CLAIM: Why are the people of Egypt held responsible for the actions of Pharaoh? Isn’t this cruel and unusual? They didn’t disobey God. Why would they be held responsible?
RESPONSE: A number of responses can be made:
First, the Egyptians were far from innocent. Pharaoh had murdered all of the infant Hebrew boys by drowning them in the Nile River (Ex. 1:22). Egypt had grown rich by enslaving the Jewish people for 400 years (Gen. 15:13). While Pharaoh carried out this plot, the Egyptian people benefited from his decision to enslave the Jews. Now, the Egyptian people were being held culpable for standing idly by, while this was happening. God had promised to curse those who cursed Israel (Gen. 12:3). If God did not act, he would have been reneging on his promise to Abraham.
Second, while Pharaoh killed every Hebrew infant boy, God only judged the firstborn of Egypt. God’s judgment was mild in comparison to Pharaoh’s judgment. Moreover, the text never states that Pharaoh’s edict (to kill the Hebrew infants) was ever rescinded. It’s possible that the Pharaoh was currently killing the Hebrew boys at the time of the plagues.
Third, some Egyptians escaped from judgment with the Hebrews. Exodus 9:20-21 demonstrates that some of Pharaoh’s own advisors were spared from judgment, during the plague of hail. Exodus 12:38 states that a “mixed multitude” of people escaped Pharaoh along with the Israelites. If these escaping Egyptian households were struck, it isn’t likely that they would flee along with the Israelites.
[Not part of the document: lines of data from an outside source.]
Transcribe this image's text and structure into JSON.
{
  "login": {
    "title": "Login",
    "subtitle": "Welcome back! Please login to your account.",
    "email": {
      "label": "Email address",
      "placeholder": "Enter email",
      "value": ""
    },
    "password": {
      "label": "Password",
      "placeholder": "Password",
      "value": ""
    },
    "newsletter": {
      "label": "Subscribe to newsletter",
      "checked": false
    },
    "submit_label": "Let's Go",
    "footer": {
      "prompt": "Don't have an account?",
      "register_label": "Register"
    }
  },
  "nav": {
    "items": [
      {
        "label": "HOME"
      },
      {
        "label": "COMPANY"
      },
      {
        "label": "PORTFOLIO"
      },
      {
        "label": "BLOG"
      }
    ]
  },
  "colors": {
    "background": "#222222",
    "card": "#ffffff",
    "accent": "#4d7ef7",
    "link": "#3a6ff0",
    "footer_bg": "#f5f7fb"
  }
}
Moreover, even the instructions for the Passover meal mentions the “alien,” who decides to participate in the Passover supper (Ex. 12:19). Therefore, when the text says that “all” of the Egyptian households were struck with a plague (Ex. 12:29), this no doubt refers to those unbelieving households.
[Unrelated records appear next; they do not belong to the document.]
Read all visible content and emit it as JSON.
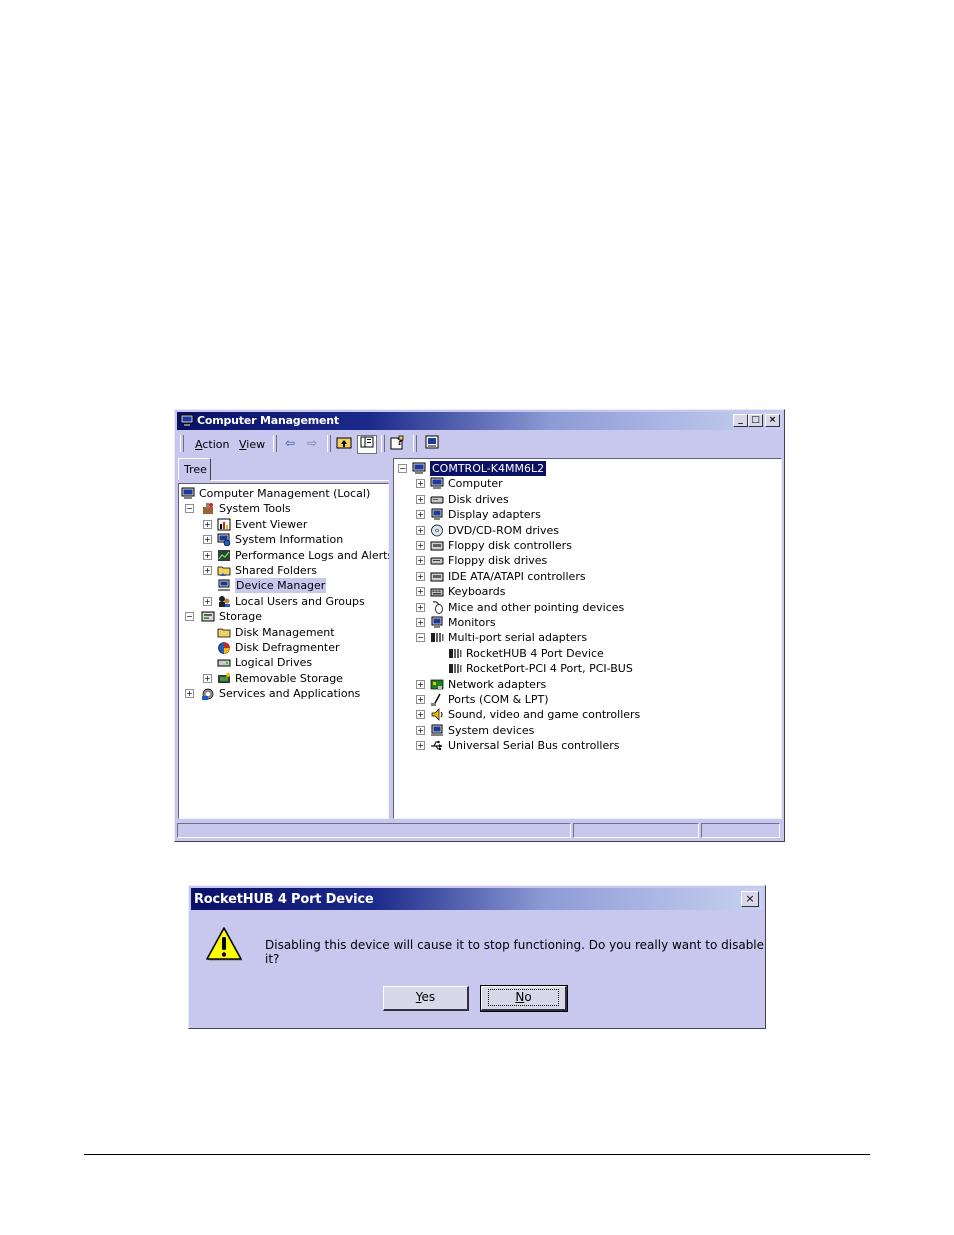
{
  "window": {
    "title": "Computer Management",
    "min_label": "_",
    "max_label": "□",
    "close_label": "×",
    "menu": [
      {
        "label_u": "A",
        "label_rest": "ction"
      },
      {
        "label_u": "V",
        "label_rest": "iew"
      }
    ],
    "tab_label": "Tree"
  },
  "left_tree": [
    {
      "label": "Computer Management (Local)",
      "icon": "computer-icon",
      "expander": ""
    },
    {
      "label": "System Tools",
      "icon": "tools-icon",
      "expander": "−"
    },
    {
      "label": "Event Viewer",
      "icon": "event-viewer-icon",
      "expander": "+"
    },
    {
      "label": "System Information",
      "icon": "system-info-icon",
      "expander": "+"
    },
    {
      "label": "Performance Logs and Alerts",
      "icon": "performance-icon",
      "expander": "+"
    },
    {
      "label": "Shared Folders",
      "icon": "shared-folder-icon",
      "expander": "+"
    },
    {
      "label": "Device Manager",
      "icon": "device-manager-icon",
      "expander": ""
    },
    {
      "label": "Local Users and Groups",
      "icon": "users-icon",
      "expander": "+"
    },
    {
      "label": "Storage",
      "icon": "storage-icon",
      "expander": "−"
    },
    {
      "label": "Disk Management",
      "icon": "folder-icon",
      "expander": ""
    },
    {
      "label": "Disk Defragmenter",
      "icon": "defrag-icon",
      "expander": ""
    },
    {
      "label": "Logical Drives",
      "icon": "drive-icon",
      "expander": ""
    },
    {
      "label": "Removable Storage",
      "icon": "removable-icon",
      "expander": "+"
    },
    {
      "label": "Services and Applications",
      "icon": "services-icon",
      "expander": "+"
    }
  ],
  "right_tree": [
    {
      "label": "COMTROL-K4MM6L2",
      "icon": "computer-icon",
      "expander": "−"
    },
    {
      "label": "Computer",
      "icon": "computer-icon",
      "expander": "+"
    },
    {
      "label": "Disk drives",
      "icon": "disk-icon",
      "expander": "+"
    },
    {
      "label": "Display adapters",
      "icon": "display-icon",
      "expander": "+"
    },
    {
      "label": "DVD/CD-ROM drives",
      "icon": "cdrom-icon",
      "expander": "+"
    },
    {
      "label": "Floppy disk controllers",
      "icon": "floppy-controller-icon",
      "expander": "+"
    },
    {
      "label": "Floppy disk drives",
      "icon": "floppy-icon",
      "expander": "+"
    },
    {
      "label": "IDE ATA/ATAPI controllers",
      "icon": "ide-icon",
      "expander": "+"
    },
    {
      "label": "Keyboards",
      "icon": "keyboard-icon",
      "expander": "+"
    },
    {
      "label": "Mice and other pointing devices",
      "icon": "mouse-icon",
      "expander": "+"
    },
    {
      "label": "Monitors",
      "icon": "monitor-icon",
      "expander": "+"
    },
    {
      "label": "Multi-port serial adapters",
      "icon": "serial-adapter-icon",
      "expander": "−"
    },
    {
      "label": "RocketHUB 4 Port Device",
      "icon": "serial-adapter-icon",
      "expander": ""
    },
    {
      "label": "RocketPort-PCI 4 Port, PCI-BUS",
      "icon": "serial-adapter-icon",
      "expander": ""
    },
    {
      "label": "Network adapters",
      "icon": "network-icon",
      "expander": "+"
    },
    {
      "label": "Ports (COM & LPT)",
      "icon": "port-icon",
      "expander": "+"
    },
    {
      "label": "Sound, video and game controllers",
      "icon": "sound-icon",
      "expander": "+"
    },
    {
      "label": "System devices",
      "icon": "system-devices-icon",
      "expander": "+"
    },
    {
      "label": "Universal Serial Bus controllers",
      "icon": "usb-icon",
      "expander": "+"
    }
  ],
  "dialog": {
    "title": "RocketHUB 4 Port Device",
    "close_label": "×",
    "message": "Disabling this device will cause it to stop functioning. Do you really want to disable it?",
    "yes_u": "Y",
    "yes_rest": "es",
    "no_u": "N",
    "no_rest": "o"
  },
  "colors": {
    "title_active": "#0a1064",
    "window_face": "#c8c8ef",
    "selection": "#0a1064"
  }
}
Fourth, the tenth plague was last on the list, because it was a last resort. Pharaoh had been warned by God for nine straight plagues. God had given Pharaoh multiple opportunities to change his mind and avoid judgment. Pharaoh, on the other hand, did not give the Jews any “ways out,” when he killed the Hebrew boys. While God waited patiently and gave many chances for repentance, Pharaoh gave none.
Fifth, the firstborn sons of Egypt were below the age of accountability. Isaiah writes that there is an age before a child is able to “know to refuse the evil and choose the good” (Is. 7:16 NASB). The children of Israel were not held responsible for the sins of their parents during the Wandering, because they had “no knowledge of good or evil” (Deut. 1:39 NASB). David said he would go to be with his infant baby, who had died (2 Sam. 12:23). David believed in an afterlife, and he thought that he was going to be with God after death (Ps. 16:10-11), and the New Testament authors claim that he is in heaven, too (Rom. 4:6-8). This demonstrates that his infant must be in heaven. In addition, Jesus implies that little children will be in heaven (Mk. 10:14; Mt. 18:3; 19:14). Because God judged the children of Egypt, he would have brought them immediately into his presence in heaven, because they are below the age of accountability.
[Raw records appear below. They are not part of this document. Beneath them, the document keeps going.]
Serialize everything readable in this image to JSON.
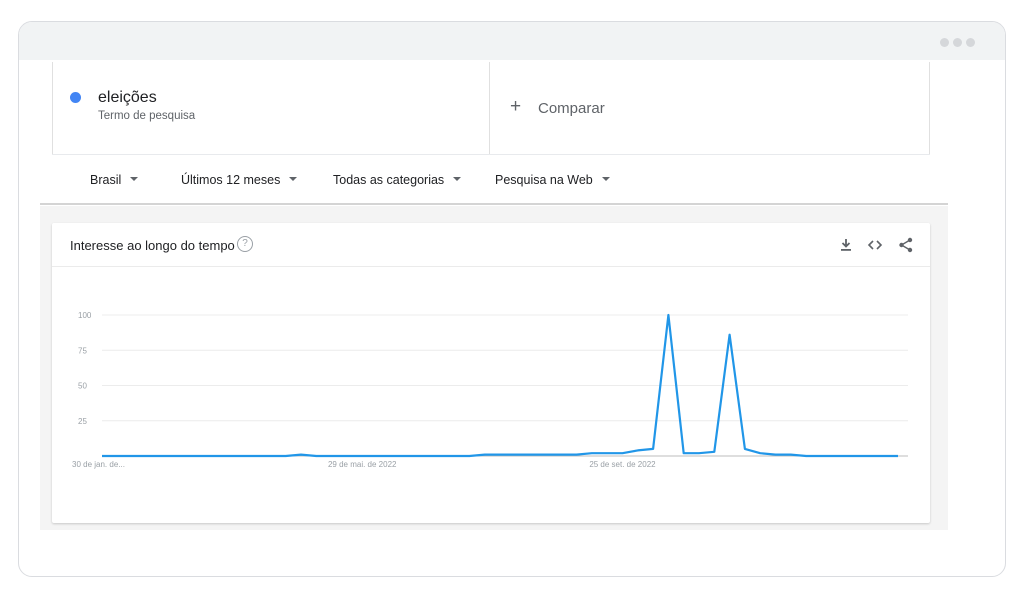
{
  "search": {
    "term": "eleições",
    "term_type": "Termo de pesquisa",
    "term_color": "#4285f4",
    "compare_label": "Comparar"
  },
  "filters": [
    "Brasil",
    "Últimos 12 meses",
    "Todas as categorias",
    "Pesquisa na Web"
  ],
  "card": {
    "title": "Interesse ao longo do tempo",
    "icons": [
      "help-icon",
      "download-icon",
      "embed-icon",
      "share-icon"
    ]
  },
  "chart_data": {
    "type": "line",
    "title": "",
    "xlabel": "",
    "ylabel": "",
    "ylim": [
      0,
      100
    ],
    "yticks": [
      25,
      50,
      75,
      100
    ],
    "x_tick_labels": [
      "30 de jan. de...",
      "29 de mai. de 2022",
      "25 de set. de 2022"
    ],
    "grid": true,
    "line_color": "#2196e8",
    "series": [
      {
        "values": [
          0,
          0,
          0,
          0,
          0,
          0,
          0,
          0,
          0,
          0,
          0,
          0,
          0,
          1,
          0,
          0,
          0,
          0,
          0,
          0,
          0,
          0,
          0,
          0,
          0,
          1,
          1,
          1,
          1,
          1,
          1,
          1,
          2,
          2,
          2,
          4,
          5,
          100,
          2,
          2,
          3,
          86,
          5,
          2,
          1,
          1,
          0,
          0,
          0,
          0,
          0,
          0,
          0
        ]
      }
    ]
  }
}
Sixth, God has certain moral rights over human life that we don’t. As the author and creator of life, God has a unique right over all human life. Philosopher Richard Swinburne writes, “God as the author of our being would have rights over us that we do not have over our fellow humans.” To illustrate this, a parent has certain rights over their own children, which they do not have over other children (e.g. discipline). Since God is the creator and sustainer of all people, he decides how long we get to live (Ps. 139:16). God takes everyone’s life at some point. It’s called death. We acknowledge this, when a surgeon is bringing someone back to life. We say that he is “Playing God.” God allows everyone to die; the question is –when? We live everyday –not as a right –but by the mercy of God. When God took the lives of the firstborn in Egypt, he was acting on prerogatives that rightly belong to him. In fact, these Egyptian boys probably died in their sleep (“Now it came about at midnight…” Ex. 12:29). Of course, the Hebrew infants were given no such mercy, drowning in the Nile River (Ex. 1:22).
Seventh, the God who took the firstborn son gave up his own firstborn son. We would be remiss if we didn’t point this out. While we might feel horror at the fact that God would judge the firstborn of Egypt, he need to remember that we’re dealing with the same God who paid this great and terrible price himself by giving up his “only begotten son” (Jn. 3:16). While God is willing and able to judge, he was also willing to take our place in judgment.